Okay so we are on the ICW, not by choice but more by circumstance, we have not yet made up our mind if we are going to head further south on this canal or head to Bermuda or St Martin from Beaufort, time will tell but I am still leaning towards the latter plan whereas Lillian would like to actually go to Charleston, St Augustine etc….
But for now, we are trying to enjoy the north part of the ICW.
Since getting in here we have had our bad share of weather, waiting it out before going out on the sounds, I don’t know why they are called sounds everything around here is one big swamp, the sound to me is like a treeless swamp. But anyway we are doing the best, we stopped at a marina in Coinjock for $1.75/foot optional 30 amp service for $7.00/day, here we had a great seafood lunch, everything around here is about crabs, fish and peanuts.

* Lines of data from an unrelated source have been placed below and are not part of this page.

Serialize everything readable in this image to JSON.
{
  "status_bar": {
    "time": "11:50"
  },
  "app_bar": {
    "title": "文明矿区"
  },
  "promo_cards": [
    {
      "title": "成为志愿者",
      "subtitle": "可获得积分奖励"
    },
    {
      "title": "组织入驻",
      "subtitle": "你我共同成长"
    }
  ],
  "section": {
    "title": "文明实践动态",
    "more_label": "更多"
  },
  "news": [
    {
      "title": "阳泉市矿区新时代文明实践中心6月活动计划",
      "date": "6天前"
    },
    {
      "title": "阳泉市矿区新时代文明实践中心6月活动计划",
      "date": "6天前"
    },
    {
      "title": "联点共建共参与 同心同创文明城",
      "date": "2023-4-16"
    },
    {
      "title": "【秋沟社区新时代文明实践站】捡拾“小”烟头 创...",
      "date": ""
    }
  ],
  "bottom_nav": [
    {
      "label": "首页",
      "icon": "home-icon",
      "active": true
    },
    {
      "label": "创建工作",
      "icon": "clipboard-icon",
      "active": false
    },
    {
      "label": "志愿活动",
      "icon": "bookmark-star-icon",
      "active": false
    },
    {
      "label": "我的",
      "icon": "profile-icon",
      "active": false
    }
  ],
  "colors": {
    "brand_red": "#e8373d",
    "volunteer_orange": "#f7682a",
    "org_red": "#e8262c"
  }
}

Before that, we stayed for a couple of days at Chesapeake City dock for free, a great place to provision. The day after we dropped anchor at position: 35° 40.552’N x 76° 03.614 W, between Newport News Pt. and Bear Pt. in 7 feet of water and watched one of the most beautiful sunsets with and all the birds around us, in perfectly calm waters, I would put this up with one of the most memorable evenings, when you get a sunset like this one it has to be up there.
Our next stop was another anchorage at position 35° 12.580’ N x 76° 35.456’ W the bay south of Gale Creek. South of us is the infamous Pamlico Sound the largest body of water in North Carolina, of which Cape Hatteras is part of. Here we had to wait out for another day as a front was passing the next day with gale force winds, and you don’t want to have gale force winds and rain while moving on the Pamlico Sound.
We left early November 16th for Beaufort, the winds where from the NW at 25knots so it would be a beam reach on the sound for 3 hrs. till we get into sheltered waters. Flying under full Genoa and the engine we made very good time to the sheltered water then bump, the boat went up and then down again looked at the chart on the computer and we were in the wrong place missing one of the red markers. Thank God it’s all mud around here so no damage was done and I got the boat of the hill below. Carried on down the ICW and made it to picturesque Beaufort by 1400 hrs. here we picked up a mooring.
|Wild horses on Carrot Island